|Named for||Moscow, Russia|
|Time zone||UTC-6 (Central (CST))|
|• Summer (DST)||UTC-5 (CDT)|
David and Matilda Green first settled the area in the 1840s. The first post office was established in 1847 under Green's name. The community's name was changed to Moscow, after Moscow, Russia, in 1853 as the postal authorities deemed the proposed name of Greenville as being too similar to Greensboro, Texas.
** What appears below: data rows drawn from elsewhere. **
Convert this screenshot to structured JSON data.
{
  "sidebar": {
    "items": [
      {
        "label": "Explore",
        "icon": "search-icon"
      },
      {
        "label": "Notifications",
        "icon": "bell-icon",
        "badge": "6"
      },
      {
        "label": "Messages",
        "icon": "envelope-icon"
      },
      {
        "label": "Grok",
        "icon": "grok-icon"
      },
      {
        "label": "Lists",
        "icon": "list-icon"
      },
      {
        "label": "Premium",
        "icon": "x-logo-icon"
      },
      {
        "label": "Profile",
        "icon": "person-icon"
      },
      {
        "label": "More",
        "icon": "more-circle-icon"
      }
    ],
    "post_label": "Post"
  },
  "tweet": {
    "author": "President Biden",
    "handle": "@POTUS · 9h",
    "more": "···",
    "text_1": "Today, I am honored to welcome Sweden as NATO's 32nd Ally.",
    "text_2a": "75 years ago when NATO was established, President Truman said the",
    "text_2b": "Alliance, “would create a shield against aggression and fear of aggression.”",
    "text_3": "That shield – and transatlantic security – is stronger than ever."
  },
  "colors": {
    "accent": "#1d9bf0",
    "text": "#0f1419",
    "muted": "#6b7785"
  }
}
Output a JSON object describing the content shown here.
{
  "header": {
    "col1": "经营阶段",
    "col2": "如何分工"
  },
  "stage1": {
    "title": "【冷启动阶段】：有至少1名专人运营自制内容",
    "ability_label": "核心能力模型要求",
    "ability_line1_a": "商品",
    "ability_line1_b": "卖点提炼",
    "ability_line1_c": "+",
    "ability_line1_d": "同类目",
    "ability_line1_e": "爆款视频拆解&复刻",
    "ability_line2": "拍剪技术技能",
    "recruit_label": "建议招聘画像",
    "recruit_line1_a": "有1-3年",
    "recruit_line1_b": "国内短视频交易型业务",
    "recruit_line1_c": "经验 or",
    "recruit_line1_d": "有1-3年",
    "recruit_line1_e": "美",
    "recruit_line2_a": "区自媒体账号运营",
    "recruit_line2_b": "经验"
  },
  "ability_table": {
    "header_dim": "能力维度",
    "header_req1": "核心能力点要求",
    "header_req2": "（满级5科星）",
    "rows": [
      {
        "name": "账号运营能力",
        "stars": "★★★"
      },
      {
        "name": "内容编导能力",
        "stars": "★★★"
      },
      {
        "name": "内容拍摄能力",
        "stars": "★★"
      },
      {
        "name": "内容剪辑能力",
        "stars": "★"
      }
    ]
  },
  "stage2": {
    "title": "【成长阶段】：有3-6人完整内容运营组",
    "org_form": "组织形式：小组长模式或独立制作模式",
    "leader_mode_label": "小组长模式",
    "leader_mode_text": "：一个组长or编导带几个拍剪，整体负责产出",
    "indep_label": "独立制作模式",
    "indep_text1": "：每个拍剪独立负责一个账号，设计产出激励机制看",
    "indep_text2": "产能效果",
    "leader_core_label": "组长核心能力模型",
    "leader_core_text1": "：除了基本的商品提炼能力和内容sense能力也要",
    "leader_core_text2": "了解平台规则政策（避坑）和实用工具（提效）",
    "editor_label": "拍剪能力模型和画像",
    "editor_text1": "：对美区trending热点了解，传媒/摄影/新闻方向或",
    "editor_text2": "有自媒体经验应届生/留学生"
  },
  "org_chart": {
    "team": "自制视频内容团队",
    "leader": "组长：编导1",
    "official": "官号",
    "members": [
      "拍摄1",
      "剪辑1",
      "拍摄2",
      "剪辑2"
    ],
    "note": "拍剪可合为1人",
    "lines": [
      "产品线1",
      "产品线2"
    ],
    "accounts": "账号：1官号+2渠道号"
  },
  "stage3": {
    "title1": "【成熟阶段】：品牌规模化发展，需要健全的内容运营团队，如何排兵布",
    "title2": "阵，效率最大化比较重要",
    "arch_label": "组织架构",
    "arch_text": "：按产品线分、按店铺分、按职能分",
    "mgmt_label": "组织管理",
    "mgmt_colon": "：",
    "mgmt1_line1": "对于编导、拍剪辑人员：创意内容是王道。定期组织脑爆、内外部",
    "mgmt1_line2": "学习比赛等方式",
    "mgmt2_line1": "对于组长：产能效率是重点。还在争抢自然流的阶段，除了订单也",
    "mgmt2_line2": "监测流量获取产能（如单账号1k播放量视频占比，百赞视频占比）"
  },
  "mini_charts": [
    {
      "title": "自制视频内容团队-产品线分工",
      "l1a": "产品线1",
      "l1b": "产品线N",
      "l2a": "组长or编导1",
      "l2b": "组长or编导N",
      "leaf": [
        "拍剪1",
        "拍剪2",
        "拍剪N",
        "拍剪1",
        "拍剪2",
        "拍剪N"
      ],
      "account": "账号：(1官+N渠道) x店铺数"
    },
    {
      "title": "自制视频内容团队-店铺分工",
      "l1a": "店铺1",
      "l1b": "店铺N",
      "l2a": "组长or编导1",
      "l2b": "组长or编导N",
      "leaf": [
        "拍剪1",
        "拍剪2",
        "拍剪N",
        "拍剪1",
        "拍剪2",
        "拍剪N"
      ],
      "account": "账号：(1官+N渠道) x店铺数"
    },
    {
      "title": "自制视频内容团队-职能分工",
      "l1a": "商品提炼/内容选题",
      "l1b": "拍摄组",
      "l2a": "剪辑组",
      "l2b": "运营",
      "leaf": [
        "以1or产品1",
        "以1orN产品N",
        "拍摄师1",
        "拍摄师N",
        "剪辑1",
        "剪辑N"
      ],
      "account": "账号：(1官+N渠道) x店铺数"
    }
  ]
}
The First Baptist Church was established in 1849. Moscow became a trading center for Polk County farmers during the latter 1850s and a stage stop on the Liberty-Nacogdoches Road, with cotton gins, shops, saloons and a hotel.
The town was noted for its school, the Moscow Masonic Academy (or Moscow Masonic High School depending on source). Built in 1853 as the Moscow Masonic Male and Female Academy, the institution served the community under its latter name from 1857. Future Texas Governor William P. Hobby attended the school. The school burned down around 1935.
The Houston, East and West Texas Railway reached the town in 1880 followed by the seven-mile long Moscow, Camden and San Augustine Railroad in 1899, one of the shortest railroads in Texas. A mule-drawn streetcar line linked the train station with the business district.
Sawmills in Moscow supported the burgeoning logging industry. A cannery for vegetables and fruit and a column factory (making architectural columns) were early industries in the town that helped diversify Moscow's economy.
In 1880, with an estimated 228 residents, Moscow was the largest town in Polk County. By 1900 its population had reached 263. By the 1920s, the lumber supply in East Texas began to dwindle due to overharvesting. Coupled with the Great Depression, many lumber companies left the area, as well as many farmers going bankrupt due to the economic conditions. With the decline of logging and agriculture, Moscow's population began to decline also.
Moscow is served by Corrigan-Camden Independent School District.
- William P. Hobby, publisher of the Houston Post and the 27th Governor of the U.S. state of Texas from 1917 to 1921.
- "Moscow ZIP Code". zipdatamaps.com. 2022. Retrieved November 11, 2022.
- Ryan Jack (Sep 16, 1956). "What's in a (Town's) Name?". Sarasota Herald-Tribune. p. 28. Retrieved 20 May 2015.
- "Moscow, TX". tshaonline.org. Texas State Historical Association. Retrieved 30 January 2023.
- "Moscow Masonic Male and Female Academy". Texas Historic Sites Atlas. Texas Historical Commission. Retrieved 30 January 2023.
- "Moscow Male and Female Academy". Texas Historic Sites Atlas. Texas Historical Commission. Retrieved 30 January 2023.
- "Moscow". Texas Historic Sites Atlas. Texas Historical Commission. Retrieved 30 January 2023.